SA election results released

The Undergraduate Student Association Elections Committee announced on March 22 that the Student Association's mandatory student activity fee referendum passed and will increase from $85 to $100 per semester for the next two years.

The referendum passed by a margin of 1,433 to 149, and the increase passed 1,232 to 251.

The vote was held March 8 – 10 and also yielded the 2011-2012 Student Association Executive Board and class officers. "I think it went very smoothly this year.
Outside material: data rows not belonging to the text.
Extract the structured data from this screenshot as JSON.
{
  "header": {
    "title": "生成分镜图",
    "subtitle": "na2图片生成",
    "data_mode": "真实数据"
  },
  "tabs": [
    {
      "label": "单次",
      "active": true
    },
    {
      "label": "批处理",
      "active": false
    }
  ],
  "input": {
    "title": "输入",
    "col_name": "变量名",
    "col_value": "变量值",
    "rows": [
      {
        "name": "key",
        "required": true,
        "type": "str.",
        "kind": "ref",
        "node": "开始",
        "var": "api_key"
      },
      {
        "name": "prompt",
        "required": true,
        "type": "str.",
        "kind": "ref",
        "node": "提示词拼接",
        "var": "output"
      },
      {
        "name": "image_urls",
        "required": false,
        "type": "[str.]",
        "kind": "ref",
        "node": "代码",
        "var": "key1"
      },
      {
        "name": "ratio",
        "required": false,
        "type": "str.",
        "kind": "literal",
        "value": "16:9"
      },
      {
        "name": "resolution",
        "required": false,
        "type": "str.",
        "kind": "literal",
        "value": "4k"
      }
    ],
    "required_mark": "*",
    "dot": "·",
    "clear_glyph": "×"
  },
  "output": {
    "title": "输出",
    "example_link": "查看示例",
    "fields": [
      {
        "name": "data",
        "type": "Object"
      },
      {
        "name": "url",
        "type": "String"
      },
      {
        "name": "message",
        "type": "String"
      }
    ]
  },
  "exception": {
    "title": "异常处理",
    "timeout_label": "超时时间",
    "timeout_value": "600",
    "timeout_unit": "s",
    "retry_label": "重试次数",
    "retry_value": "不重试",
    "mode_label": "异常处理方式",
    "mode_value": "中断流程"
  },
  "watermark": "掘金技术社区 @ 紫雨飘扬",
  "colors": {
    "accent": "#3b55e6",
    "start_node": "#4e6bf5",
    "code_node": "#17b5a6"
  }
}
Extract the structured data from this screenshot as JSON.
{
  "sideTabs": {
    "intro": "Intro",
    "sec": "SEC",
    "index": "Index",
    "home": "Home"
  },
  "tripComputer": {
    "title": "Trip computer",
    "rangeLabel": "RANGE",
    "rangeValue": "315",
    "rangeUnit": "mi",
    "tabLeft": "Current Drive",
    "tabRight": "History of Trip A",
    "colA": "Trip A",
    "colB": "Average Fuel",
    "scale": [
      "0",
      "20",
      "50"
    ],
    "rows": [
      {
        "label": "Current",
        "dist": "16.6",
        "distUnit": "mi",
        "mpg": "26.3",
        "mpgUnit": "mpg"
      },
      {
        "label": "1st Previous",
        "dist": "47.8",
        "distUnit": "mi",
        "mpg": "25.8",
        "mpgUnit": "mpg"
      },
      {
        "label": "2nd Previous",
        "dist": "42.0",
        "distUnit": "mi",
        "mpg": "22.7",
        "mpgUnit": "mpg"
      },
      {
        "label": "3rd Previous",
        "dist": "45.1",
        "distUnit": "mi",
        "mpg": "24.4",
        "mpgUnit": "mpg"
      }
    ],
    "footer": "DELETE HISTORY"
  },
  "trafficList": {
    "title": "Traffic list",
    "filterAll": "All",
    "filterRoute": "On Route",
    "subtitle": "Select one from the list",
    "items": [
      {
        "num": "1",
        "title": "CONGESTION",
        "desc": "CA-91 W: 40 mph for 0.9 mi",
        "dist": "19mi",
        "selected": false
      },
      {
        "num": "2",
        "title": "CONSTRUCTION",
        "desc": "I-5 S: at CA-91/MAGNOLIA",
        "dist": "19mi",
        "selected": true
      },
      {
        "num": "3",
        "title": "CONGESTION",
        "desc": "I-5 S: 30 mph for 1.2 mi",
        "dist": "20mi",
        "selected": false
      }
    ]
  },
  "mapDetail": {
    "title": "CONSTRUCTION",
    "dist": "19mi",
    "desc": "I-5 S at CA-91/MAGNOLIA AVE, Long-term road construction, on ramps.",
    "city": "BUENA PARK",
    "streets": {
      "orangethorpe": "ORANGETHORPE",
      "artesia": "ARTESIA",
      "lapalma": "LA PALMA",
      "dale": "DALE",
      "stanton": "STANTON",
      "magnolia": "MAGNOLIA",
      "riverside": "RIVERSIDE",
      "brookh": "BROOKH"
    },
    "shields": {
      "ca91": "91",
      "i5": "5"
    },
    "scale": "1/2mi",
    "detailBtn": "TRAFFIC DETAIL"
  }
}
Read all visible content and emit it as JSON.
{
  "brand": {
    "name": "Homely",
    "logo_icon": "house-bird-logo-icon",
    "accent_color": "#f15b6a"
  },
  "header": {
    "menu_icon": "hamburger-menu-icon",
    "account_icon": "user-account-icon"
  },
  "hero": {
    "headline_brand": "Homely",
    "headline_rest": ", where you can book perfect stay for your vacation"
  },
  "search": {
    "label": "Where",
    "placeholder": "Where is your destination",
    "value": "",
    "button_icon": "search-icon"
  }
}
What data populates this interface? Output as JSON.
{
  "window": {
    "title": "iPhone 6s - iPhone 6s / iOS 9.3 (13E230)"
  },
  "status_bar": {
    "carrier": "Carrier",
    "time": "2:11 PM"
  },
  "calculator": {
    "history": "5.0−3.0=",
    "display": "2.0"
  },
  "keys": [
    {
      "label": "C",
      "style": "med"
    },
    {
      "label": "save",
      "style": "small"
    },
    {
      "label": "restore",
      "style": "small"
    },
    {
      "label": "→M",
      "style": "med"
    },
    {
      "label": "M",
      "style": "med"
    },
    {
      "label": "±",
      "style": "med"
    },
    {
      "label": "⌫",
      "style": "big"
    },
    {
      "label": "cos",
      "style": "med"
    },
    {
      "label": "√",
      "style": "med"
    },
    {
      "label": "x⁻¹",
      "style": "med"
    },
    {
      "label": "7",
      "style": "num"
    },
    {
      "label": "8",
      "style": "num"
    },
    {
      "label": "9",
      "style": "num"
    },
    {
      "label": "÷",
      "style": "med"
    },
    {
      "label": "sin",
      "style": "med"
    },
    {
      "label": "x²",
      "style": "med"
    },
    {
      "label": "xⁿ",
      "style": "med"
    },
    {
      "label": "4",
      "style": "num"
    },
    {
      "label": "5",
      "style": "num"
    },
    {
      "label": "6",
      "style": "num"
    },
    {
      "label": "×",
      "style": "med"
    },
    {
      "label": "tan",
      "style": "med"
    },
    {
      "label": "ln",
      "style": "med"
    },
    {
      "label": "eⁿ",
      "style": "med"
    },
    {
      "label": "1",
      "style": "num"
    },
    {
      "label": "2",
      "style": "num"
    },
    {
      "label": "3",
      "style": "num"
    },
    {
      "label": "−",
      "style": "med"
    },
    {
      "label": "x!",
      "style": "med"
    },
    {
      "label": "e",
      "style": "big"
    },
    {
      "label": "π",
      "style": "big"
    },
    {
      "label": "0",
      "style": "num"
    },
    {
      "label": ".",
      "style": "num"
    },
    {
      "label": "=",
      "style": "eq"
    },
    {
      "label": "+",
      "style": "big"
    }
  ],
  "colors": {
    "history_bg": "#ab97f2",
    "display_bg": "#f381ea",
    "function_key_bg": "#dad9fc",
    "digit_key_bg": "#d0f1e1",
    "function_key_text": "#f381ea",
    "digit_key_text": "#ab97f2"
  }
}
There were no huge incidents, which is always a good thing, and I think it was run well," said senior Mary Bock, SA director of inter-residence affairs.

"I think they're going to do great," Bock said. "There are always new ideas coming to the table and when you have all new members coming in … there are new ways of dealing with things, new programs … fresh ideas, which are always good."

Junior Lindsey Hebell, who was elected to the position of SA director of public relations, said she is excited to be working with the incoming executive board, and has already worked with SA President-elect Nicholas Spengler, a junior, and SA Director of Student Programming-elect Heather Bristol, a junior, on Activities Commission.

"I already kind of know how they work," she said. "We actually have already bounced ideas off of each other … We're already having an executive meeting to talk about things for next year, so we're really getting on the ball about it and trying to be proactive."

"I thought [the election] was a really good turnout," said USAEC Chair Robert Terreri, a freshman. "The referendum passed by a lot, and that was the most important thing first and foremost … ensuring that the incoming officers would have something to work with."

For next year's election, Terreri said he would like to revise how USAEC handles campaigning during the voting process. "Right now, people can campaign for themselves, but they can't campaign at all on the Internet, including Facebook," he said. "I think the only thing that should be moderated as far as the Internet goes is the use of list-servs, because … it could create an unfair advantage if [a candidate is] a list-serv moderator." Tererri also said he would like to look into allowing students to campaign on Facebook.